*ABOUT THIS EXERCISE*
An exact copy of every record is needed, with all pictures omitted.

*DATA FOR THE TASK*
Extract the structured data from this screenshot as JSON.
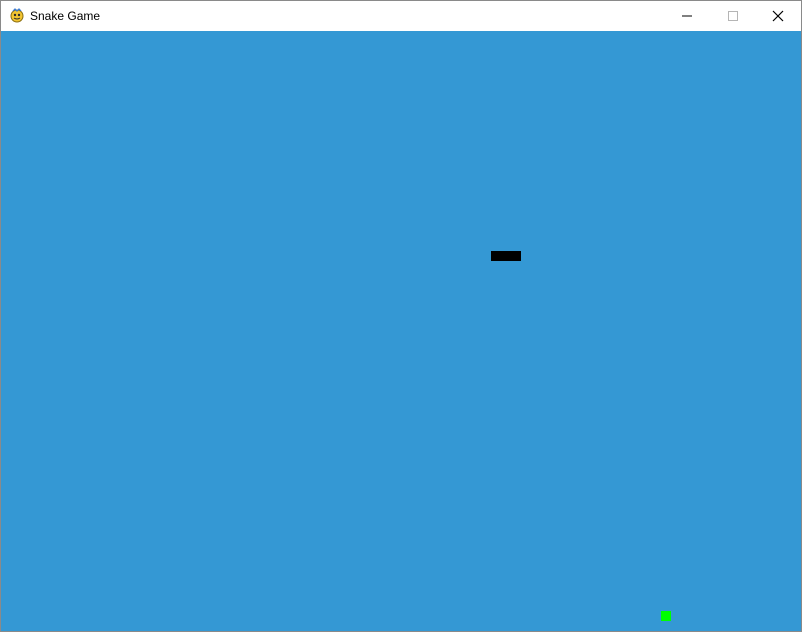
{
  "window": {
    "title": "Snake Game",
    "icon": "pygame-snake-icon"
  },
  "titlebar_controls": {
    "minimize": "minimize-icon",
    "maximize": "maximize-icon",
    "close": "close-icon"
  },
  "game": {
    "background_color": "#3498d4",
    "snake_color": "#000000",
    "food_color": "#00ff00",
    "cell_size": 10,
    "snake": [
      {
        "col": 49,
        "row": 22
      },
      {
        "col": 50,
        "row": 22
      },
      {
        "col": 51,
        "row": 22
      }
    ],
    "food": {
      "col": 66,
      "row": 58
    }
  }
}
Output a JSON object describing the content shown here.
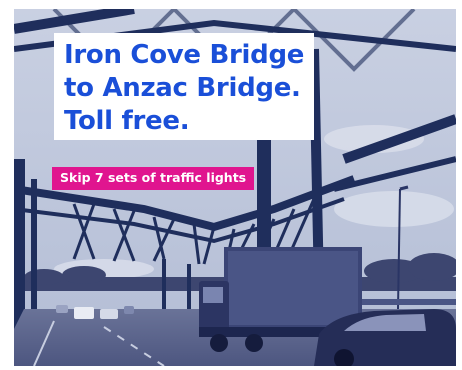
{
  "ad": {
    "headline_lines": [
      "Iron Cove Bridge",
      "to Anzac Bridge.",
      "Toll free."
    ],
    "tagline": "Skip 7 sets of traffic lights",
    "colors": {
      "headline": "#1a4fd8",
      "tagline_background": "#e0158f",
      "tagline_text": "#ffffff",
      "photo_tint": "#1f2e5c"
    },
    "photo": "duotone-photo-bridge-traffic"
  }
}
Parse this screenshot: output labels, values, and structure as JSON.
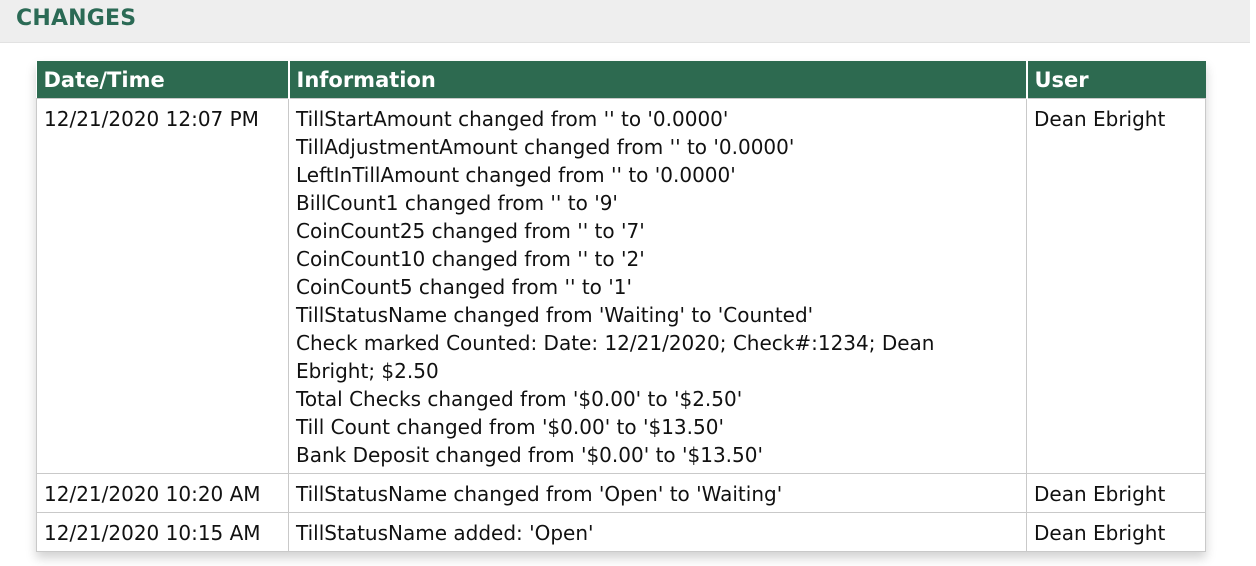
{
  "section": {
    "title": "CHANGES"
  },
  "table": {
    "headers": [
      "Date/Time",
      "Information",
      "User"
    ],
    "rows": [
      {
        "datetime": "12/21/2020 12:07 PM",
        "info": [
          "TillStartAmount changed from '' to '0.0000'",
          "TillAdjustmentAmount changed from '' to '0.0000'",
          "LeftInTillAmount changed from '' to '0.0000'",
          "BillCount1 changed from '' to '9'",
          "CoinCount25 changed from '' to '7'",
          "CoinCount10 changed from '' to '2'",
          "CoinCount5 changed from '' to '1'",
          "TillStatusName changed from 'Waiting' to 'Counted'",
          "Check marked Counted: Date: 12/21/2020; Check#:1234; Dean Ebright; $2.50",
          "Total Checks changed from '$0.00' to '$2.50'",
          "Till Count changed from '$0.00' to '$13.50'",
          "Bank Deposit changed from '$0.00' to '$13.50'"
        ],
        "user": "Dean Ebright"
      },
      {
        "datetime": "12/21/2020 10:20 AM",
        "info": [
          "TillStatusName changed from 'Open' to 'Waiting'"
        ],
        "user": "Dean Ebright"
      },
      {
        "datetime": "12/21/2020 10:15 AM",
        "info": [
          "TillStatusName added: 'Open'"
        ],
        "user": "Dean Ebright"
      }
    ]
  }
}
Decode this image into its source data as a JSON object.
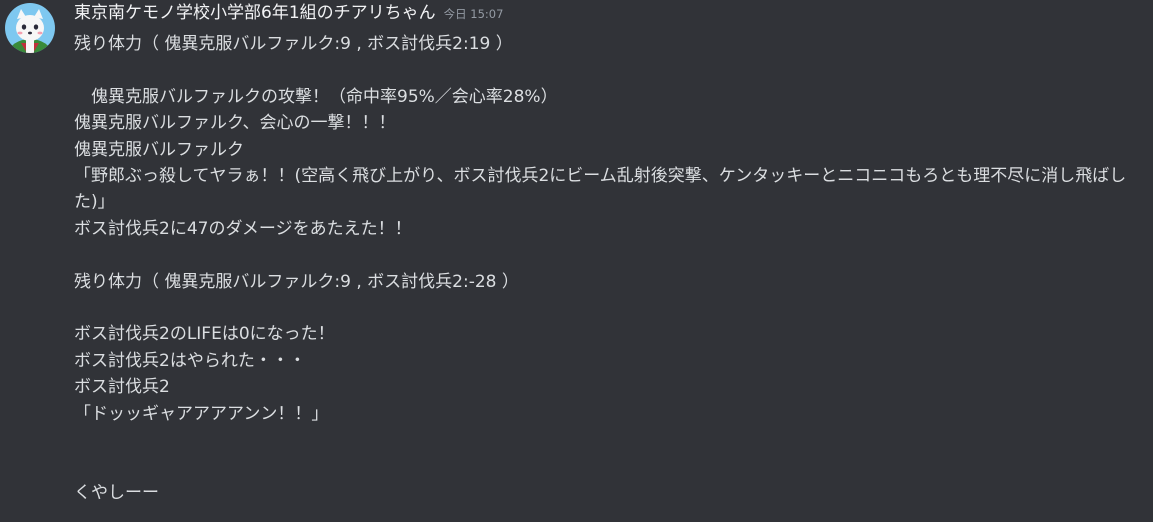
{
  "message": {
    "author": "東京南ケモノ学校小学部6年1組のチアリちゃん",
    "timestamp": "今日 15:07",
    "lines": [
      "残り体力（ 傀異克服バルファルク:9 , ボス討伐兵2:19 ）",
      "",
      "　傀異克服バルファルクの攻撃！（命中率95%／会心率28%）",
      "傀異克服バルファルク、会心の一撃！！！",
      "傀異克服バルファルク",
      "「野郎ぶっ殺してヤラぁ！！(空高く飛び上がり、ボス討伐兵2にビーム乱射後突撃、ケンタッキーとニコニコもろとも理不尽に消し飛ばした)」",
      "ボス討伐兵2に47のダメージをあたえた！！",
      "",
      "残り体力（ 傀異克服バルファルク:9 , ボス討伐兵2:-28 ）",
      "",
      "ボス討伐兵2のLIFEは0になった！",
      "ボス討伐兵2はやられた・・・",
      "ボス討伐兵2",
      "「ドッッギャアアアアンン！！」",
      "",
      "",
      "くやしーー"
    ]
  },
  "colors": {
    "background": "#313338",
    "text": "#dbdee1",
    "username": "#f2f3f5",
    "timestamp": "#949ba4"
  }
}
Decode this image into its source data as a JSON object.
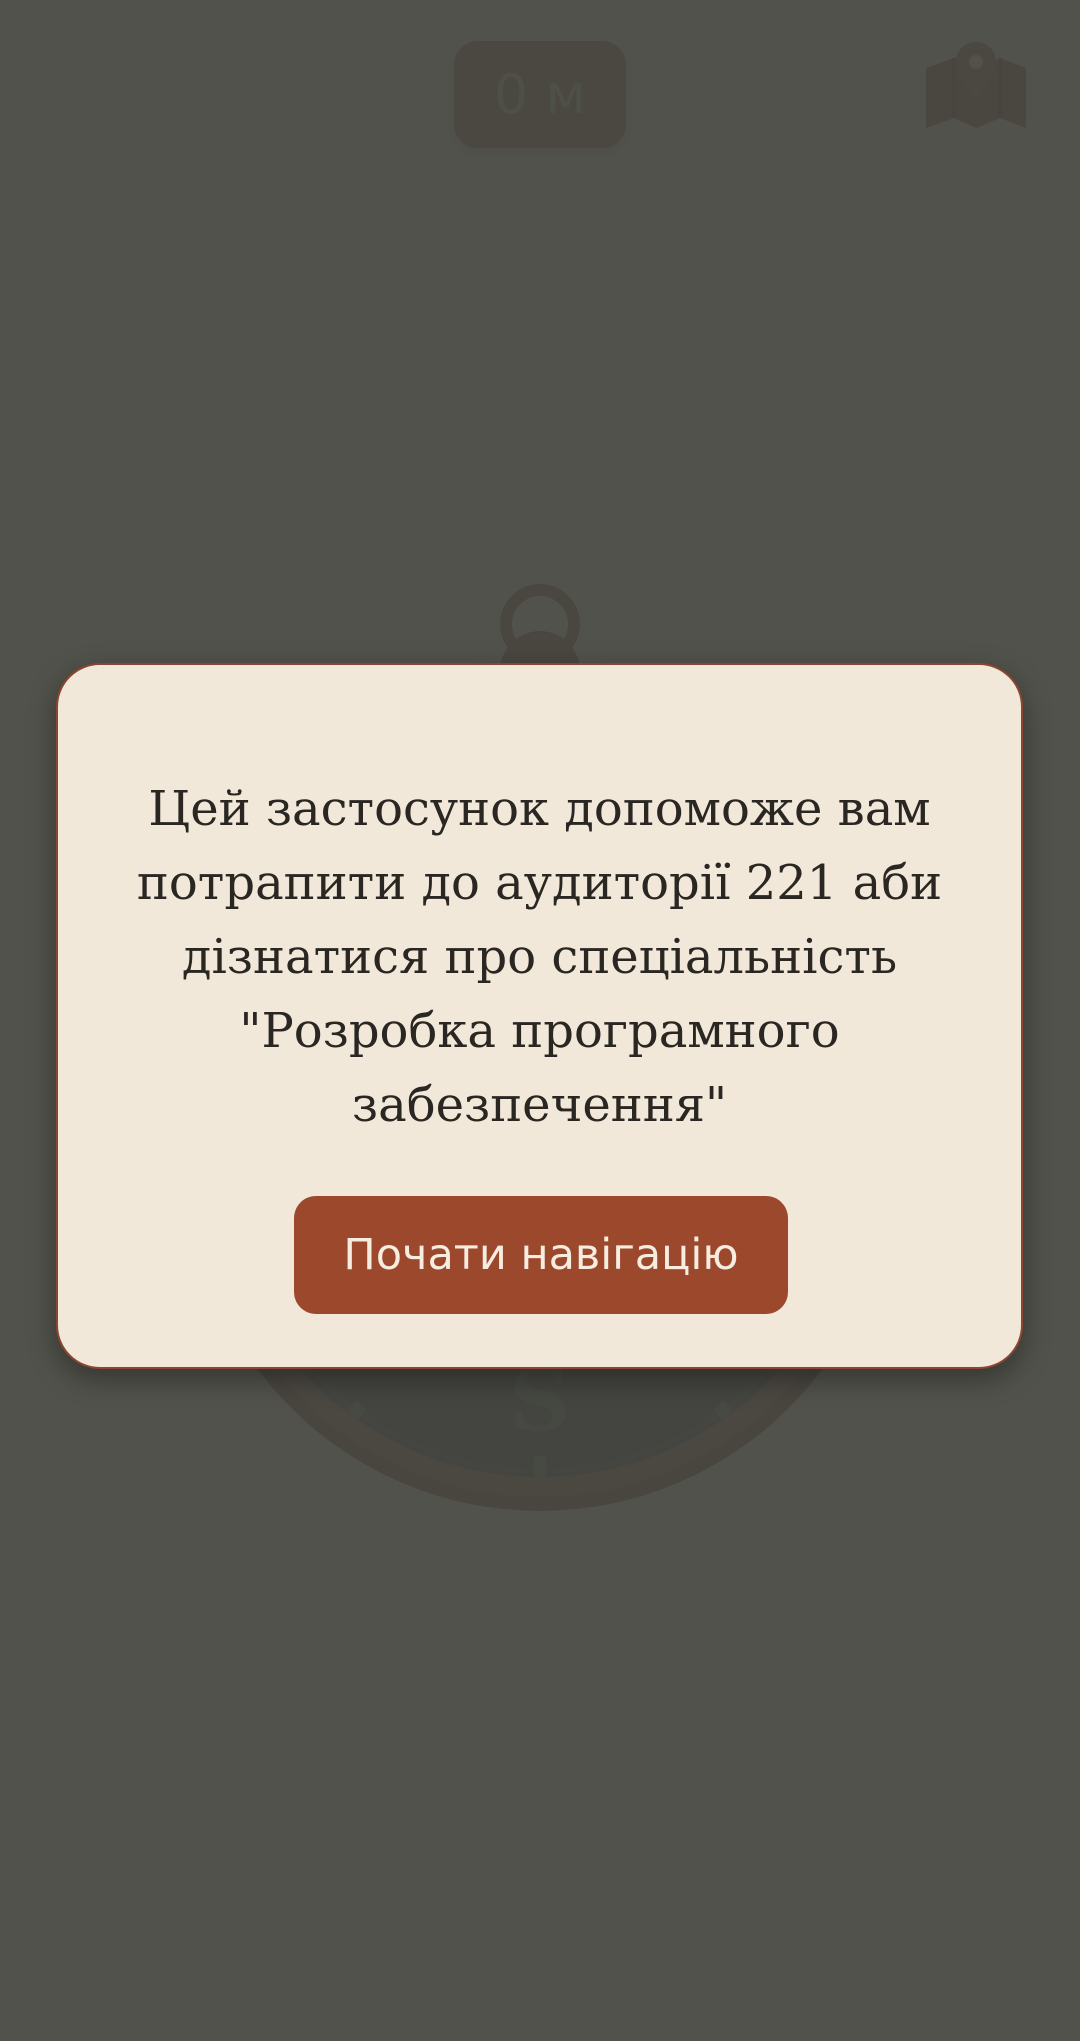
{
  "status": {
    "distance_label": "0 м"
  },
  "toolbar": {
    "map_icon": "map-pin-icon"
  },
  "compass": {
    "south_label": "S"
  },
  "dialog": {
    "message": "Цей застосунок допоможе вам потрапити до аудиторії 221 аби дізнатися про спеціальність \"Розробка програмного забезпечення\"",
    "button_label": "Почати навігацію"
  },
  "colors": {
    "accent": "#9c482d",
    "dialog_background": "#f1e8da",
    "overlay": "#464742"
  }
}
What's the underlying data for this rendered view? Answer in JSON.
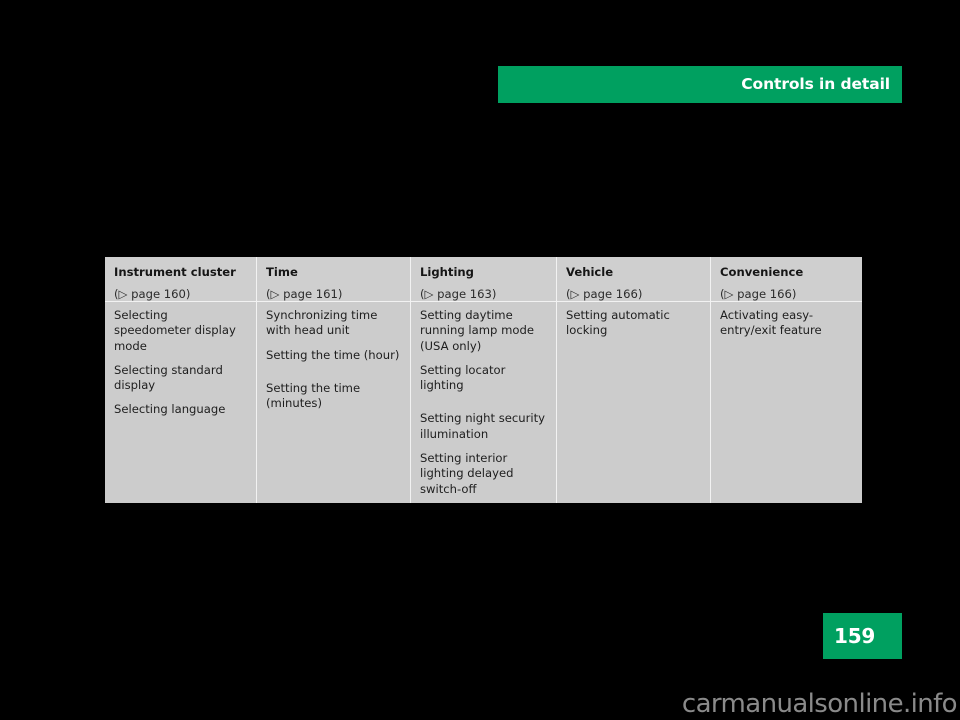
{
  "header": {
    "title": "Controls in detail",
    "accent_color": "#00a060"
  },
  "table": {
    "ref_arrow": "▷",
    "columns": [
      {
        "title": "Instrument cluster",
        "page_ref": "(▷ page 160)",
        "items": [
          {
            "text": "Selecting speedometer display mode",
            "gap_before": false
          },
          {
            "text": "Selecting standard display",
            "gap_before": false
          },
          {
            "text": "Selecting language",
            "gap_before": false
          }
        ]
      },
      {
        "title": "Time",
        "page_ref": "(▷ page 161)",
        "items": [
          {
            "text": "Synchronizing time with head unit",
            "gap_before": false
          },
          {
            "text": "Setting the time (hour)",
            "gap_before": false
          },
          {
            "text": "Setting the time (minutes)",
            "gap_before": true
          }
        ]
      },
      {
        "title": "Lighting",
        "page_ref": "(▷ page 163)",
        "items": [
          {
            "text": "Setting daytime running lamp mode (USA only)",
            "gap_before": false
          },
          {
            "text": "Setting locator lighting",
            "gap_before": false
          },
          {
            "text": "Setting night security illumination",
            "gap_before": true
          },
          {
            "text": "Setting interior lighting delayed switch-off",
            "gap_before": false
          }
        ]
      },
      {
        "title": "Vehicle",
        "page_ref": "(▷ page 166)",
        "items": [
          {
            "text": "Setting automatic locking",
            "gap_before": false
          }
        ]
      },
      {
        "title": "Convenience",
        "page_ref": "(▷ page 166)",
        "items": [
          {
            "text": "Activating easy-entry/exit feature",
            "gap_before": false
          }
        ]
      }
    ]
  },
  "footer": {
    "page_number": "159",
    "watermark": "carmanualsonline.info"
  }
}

*COMPLETED TASK*
Extract the structured data from this screenshot as JSON.
{
  "window": {
    "title": "Snake Game",
    "icon": "pygame-snake-icon"
  },
  "titlebar_controls": {
    "minimize": "minimize-icon",
    "maximize": "maximize-icon",
    "close": "close-icon"
  },
  "game": {
    "background_color": "#3498d4",
    "snake_color": "#000000",
    "food_color": "#00ff00",
    "cell_size": 10,
    "snake": [
      {
        "col": 49,
        "row": 22
      },
      {
        "col": 50,
        "row": 22
      },
      {
        "col": 51,
        "row": 22
      }
    ],
    "food": {
      "col": 66,
      "row": 58
    }
  }
}
Output a JSON object describing the content shown here.
{
  "ad": {
    "headline_lines": [
      "Iron Cove Bridge",
      "to Anzac Bridge.",
      "Toll free."
    ],
    "tagline": "Skip 7 sets of traffic lights",
    "colors": {
      "headline": "#1a4fd8",
      "tagline_background": "#e0158f",
      "tagline_text": "#ffffff",
      "photo_tint": "#1f2e5c"
    },
    "photo": "duotone-photo-bridge-traffic"
  }
}
Parse this screenshot: output labels, values, and structure as JSON.
{
  "section": {
    "title": "CHANGES"
  },
  "table": {
    "headers": [
      "Date/Time",
      "Information",
      "User"
    ],
    "rows": [
      {
        "datetime": "12/21/2020 12:07 PM",
        "info": [
          "TillStartAmount changed from '' to '0.0000'",
          "TillAdjustmentAmount changed from '' to '0.0000'",
          "LeftInTillAmount changed from '' to '0.0000'",
          "BillCount1 changed from '' to '9'",
          "CoinCount25 changed from '' to '7'",
          "CoinCount10 changed from '' to '2'",
          "CoinCount5 changed from '' to '1'",
          "TillStatusName changed from 'Waiting' to 'Counted'",
          "Check marked Counted: Date: 12/21/2020; Check#:1234; Dean Ebright; $2.50",
          "Total Checks changed from '$0.00' to '$2.50'",
          "Till Count changed from '$0.00' to '$13.50'",
          "Bank Deposit changed from '$0.00' to '$13.50'"
        ],
        "user": "Dean Ebright"
      },
      {
        "datetime": "12/21/2020 10:20 AM",
        "info": [
          "TillStatusName changed from 'Open' to 'Waiting'"
        ],
        "user": "Dean Ebright"
      },
      {
        "datetime": "12/21/2020 10:15 AM",
        "info": [
          "TillStatusName added: 'Open'"
        ],
        "user": "Dean Ebright"
      }
    ]
  }
}
Decode this image into its source data as a JSON object.
{
  "message": {
    "author": "東京南ケモノ学校小学部6年1組のチアリちゃん",
    "timestamp": "今日 15:07",
    "lines": [
      "残り体力（ 傀異克服バルファルク:9 , ボス討伐兵2:19 ）",
      "",
      "　傀異克服バルファルクの攻撃！（命中率95%／会心率28%）",
      "傀異克服バルファルク、会心の一撃！！！",
      "傀異克服バルファルク",
      "「野郎ぶっ殺してヤラぁ！！(空高く飛び上がり、ボス討伐兵2にビーム乱射後突撃、ケンタッキーとニコニコもろとも理不尽に消し飛ばした)」",
      "ボス討伐兵2に47のダメージをあたえた！！",
      "",
      "残り体力（ 傀異克服バルファルク:9 , ボス討伐兵2:-28 ）",
      "",
      "ボス討伐兵2のLIFEは0になった！",
      "ボス討伐兵2はやられた・・・",
      "ボス討伐兵2",
      "「ドッッギャアアアアンン！！」",
      "",
      "",
      "くやしーー"
    ]
  },
  "colors": {
    "background": "#313338",
    "text": "#dbdee1",
    "username": "#f2f3f5",
    "timestamp": "#949ba4"
  }
}
Decode this image into its source data as a JSON object.
{
  "status": {
    "distance_label": "0 м"
  },
  "toolbar": {
    "map_icon": "map-pin-icon"
  },
  "compass": {
    "south_label": "S"
  },
  "dialog": {
    "message": "Цей застосунок допоможе вам потрапити до аудиторії 221 аби дізнатися про спеціальність \"Розробка програмного забезпечення\"",
    "button_label": "Почати навігацію"
  },
  "colors": {
    "accent": "#9c482d",
    "dialog_background": "#f1e8da",
    "overlay": "#464742"
  }
}
What's the underlying data for this rendered view? Answer in JSON.
{
  "header": {
    "title": "Controls in detail",
    "accent_color": "#00a060"
  },
  "table": {
    "ref_arrow": "▷",
    "columns": [
      {
        "title": "Instrument cluster",
        "page_ref": "(▷ page 160)",
        "items": [
          {
            "text": "Selecting speedometer display mode",
            "gap_before": false
          },
          {
            "text": "Selecting standard display",
            "gap_before": false
          },
          {
            "text": "Selecting language",
            "gap_before": false
          }
        ]
      },
      {
        "title": "Time",
        "page_ref": "(▷ page 161)",
        "items": [
          {
            "text": "Synchronizing time with head unit",
            "gap_before": false
          },
          {
            "text": "Setting the time (hour)",
            "gap_before": false
          },
          {
            "text": "Setting the time (minutes)",
            "gap_before": true
          }
        ]
      },
      {
        "title": "Lighting",
        "page_ref": "(▷ page 163)",
        "items": [
          {
            "text": "Setting daytime running lamp mode (USA only)",
            "gap_before": false
          },
          {
            "text": "Setting locator lighting",
            "gap_before": false
          },
          {
            "text": "Setting night security illumination",
            "gap_before": true
          },
          {
            "text": "Setting interior lighting delayed switch-off",
            "gap_before": false
          }
        ]
      },
      {
        "title": "Vehicle",
        "page_ref": "(▷ page 166)",
        "items": [
          {
            "text": "Setting automatic locking",
            "gap_before": false
          }
        ]
      },
      {
        "title": "Convenience",
        "page_ref": "(▷ page 166)",
        "items": [
          {
            "text": "Activating easy-entry/exit feature",
            "gap_before": false
          }
        ]
      }
    ]
  },
  "footer": {
    "page_number": "159",
    "watermark": "carmanualsonline.info"
  }
}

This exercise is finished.